New York Could Be the Next State to Adopt a Strict Data Privacy Law
Like California before it, New York could serve as the testing grounds for the next statewide consumer data privacy law.
Could New York state be the next California? Lines in the sand suggest the government is laying the groundwork for a robust privacy law - one that could mirror the California Consumer Privacy Act (CCPA) - by providing similar privacy rights to consumers and enacting regulations around how companies process individuals’ data.
Two weeks ago, when Governor Andrew Cuomo released the state's 2022 budget, it included a proposal for a comprehensive data privacy bill.
In his lengthy, 322-page (.PDF) State of the State report, Cuomo said he'd propose a law that would enable New Yorkers to better control and protect their data from attackers.
Similar to the CCPA, the goal of the law would be transparency. The CCPA of course affords consumers the right to know what type of data is being collected about them and for which purposes, and whether its being shared or sold to other businesses or third parties.
Cuomo's law, which would establish a Consumer Data Privacy Bill of Rights, would do a lot of the same; it would protect information of individuals like health, biometric, and location data, and allow any New Yorker the ability to access, control, or erase any data on them. It would also give them "the right to discrimination, and the right to equal access to services." Businesses that collect information on a large amount of New Yorkers - for instance, the CCPA applies to businesses that buy, receive or sell data of 50,000 consumers or more - would have to disclose the purpose of the data they collect and only collect data for that purpose.
While it’s just a proposal, Cuomo’s office claims the legislation will also include “strong enforcement mechanisms to hold covered entities accountable for the illegal use of consumer data.”
At the surface, the concept of a privacy bill that can give consumers better control over their data certainly sounds like Cuomo wants to bring the state’s privacy protections up to par with the CCPA or even the European Union’s General Data Protection Regulation.
It’s not a complete surprise that things are trending in this direction; New York has passed a handful of data privacy-focused bills over the last several years.
The state’s SHIELD Act, an update to New York's data breach notification law also known as the Stop Hacks and Improve Electronic Data Security Act, designed to keep organizations accountable for the safe handling of data went into effect last year.

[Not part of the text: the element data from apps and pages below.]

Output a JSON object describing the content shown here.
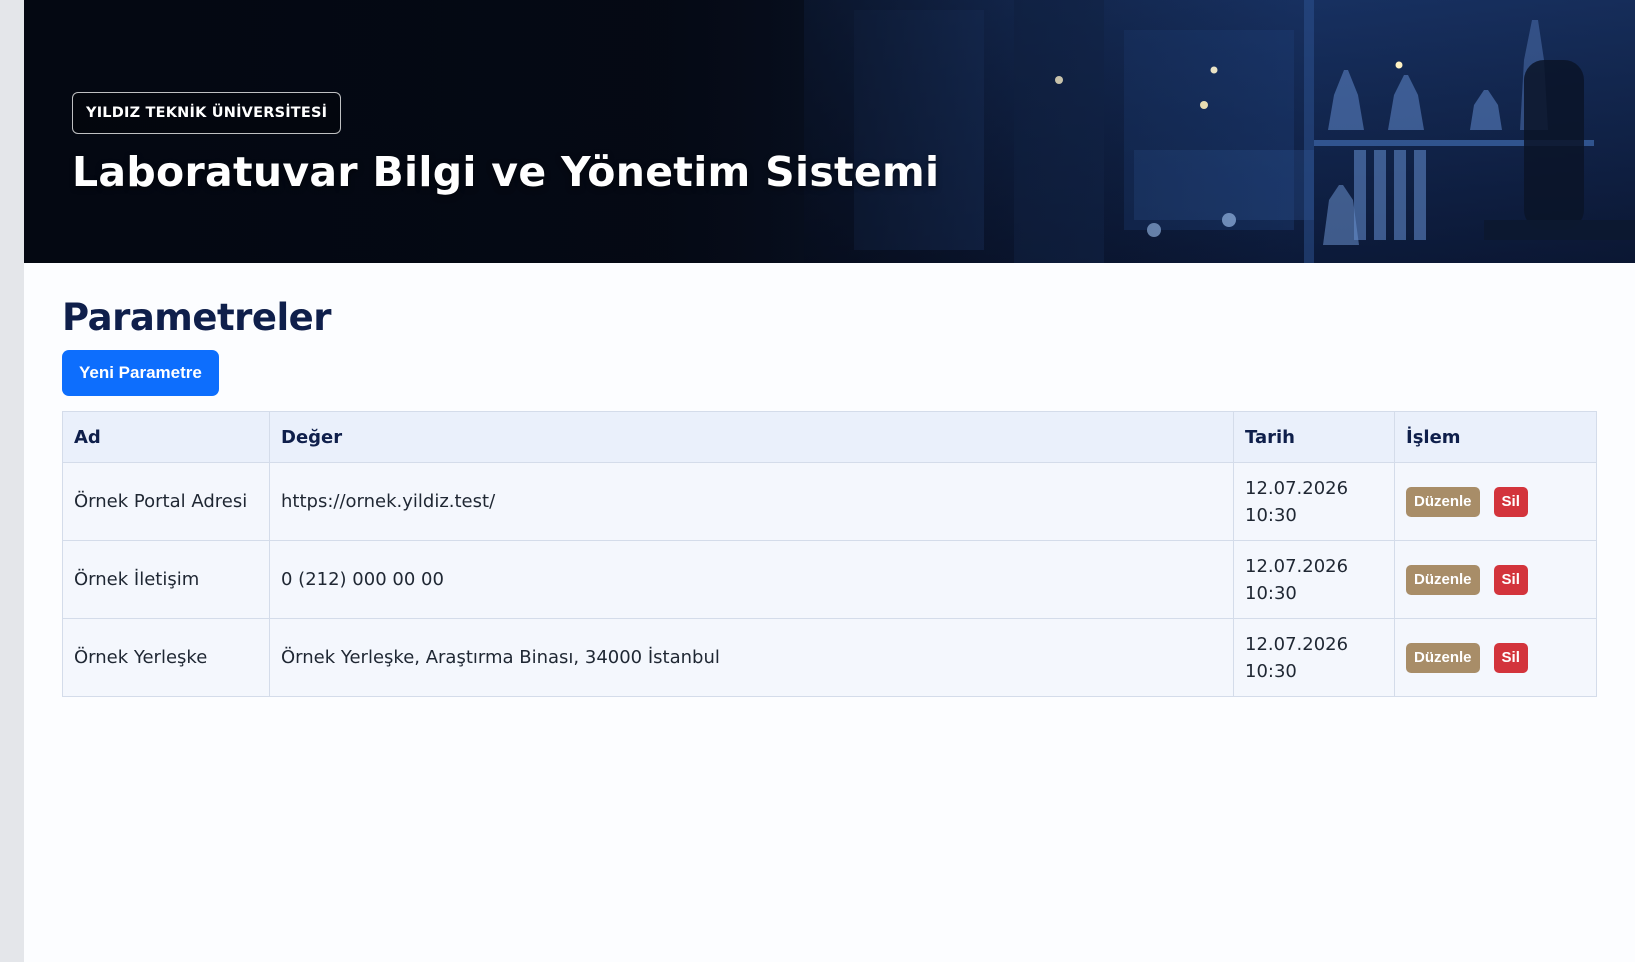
{
  "header": {
    "badge": "YILDIZ TEKNİK ÜNİVERSİTESİ",
    "title": "Laboratuvar Bilgi ve Yönetim Sistemi"
  },
  "page": {
    "title": "Parametreler",
    "new_button": "Yeni Parametre"
  },
  "table": {
    "headers": [
      "Ad",
      "Değer",
      "Tarih",
      "İşlem"
    ],
    "rows": [
      {
        "ad": "Örnek Portal Adresi",
        "deger": "https://ornek.yildiz.test/",
        "tarih": "12.07.2026",
        "saat": "10:30",
        "edit": "Düzenle",
        "del": "Sil"
      },
      {
        "ad": "Örnek İletişim",
        "deger": "0 (212) 000 00 00",
        "tarih": "12.07.2026",
        "saat": "10:30",
        "edit": "Düzenle",
        "del": "Sil"
      },
      {
        "ad": "Örnek Yerleşke",
        "deger": "Örnek Yerleşke, Araştırma Binası, 34000 İstanbul",
        "tarih": "12.07.2026",
        "saat": "10:30",
        "edit": "Düzenle",
        "del": "Sil"
      }
    ]
  },
  "colors": {
    "primary": "#0d6efd",
    "edit": "#a88d68",
    "delete": "#d3343c",
    "heading": "#0f1f4b",
    "hero_dark": "#060b17"
  },
  "hero_image": "laboratory-glassware-microscope-background"
}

That legislation was aimed around getting employers to implement and maintain safeguards to protect the security, confidentiality, and integrity of private information they may control. In order to be in compliance with the SHIELD Act, New York businesses need a data security program that can assess and identify risk, prevent intrusions, and protect against the unauthorized access of private data.
The New York State Department of Financial Services’ Cybersecurity Regulation, which imposes mandatory requirements for financials outfits like banks and insurance companies, also requires organizations to develop a cybersecurity policy.
One of the first of its kind for states, the regulation also requires financial entities to meet a series of requirements, submit cybersecurity notices to the NYDFS Superintendent, and adhere to data breach notification guidelines.
Those of course are regulations already on the books in New York; that doesn't cover legislation that's still working its way through the state's legislative session, including SB 567, which bears many similarities to the CCPA but includes a private right of action, Assembly Bill A680, or the New York Privacy Act, legislation some have called even bolder than CCPA, and Assembly Bill A405, which pertains to interest-based advertising.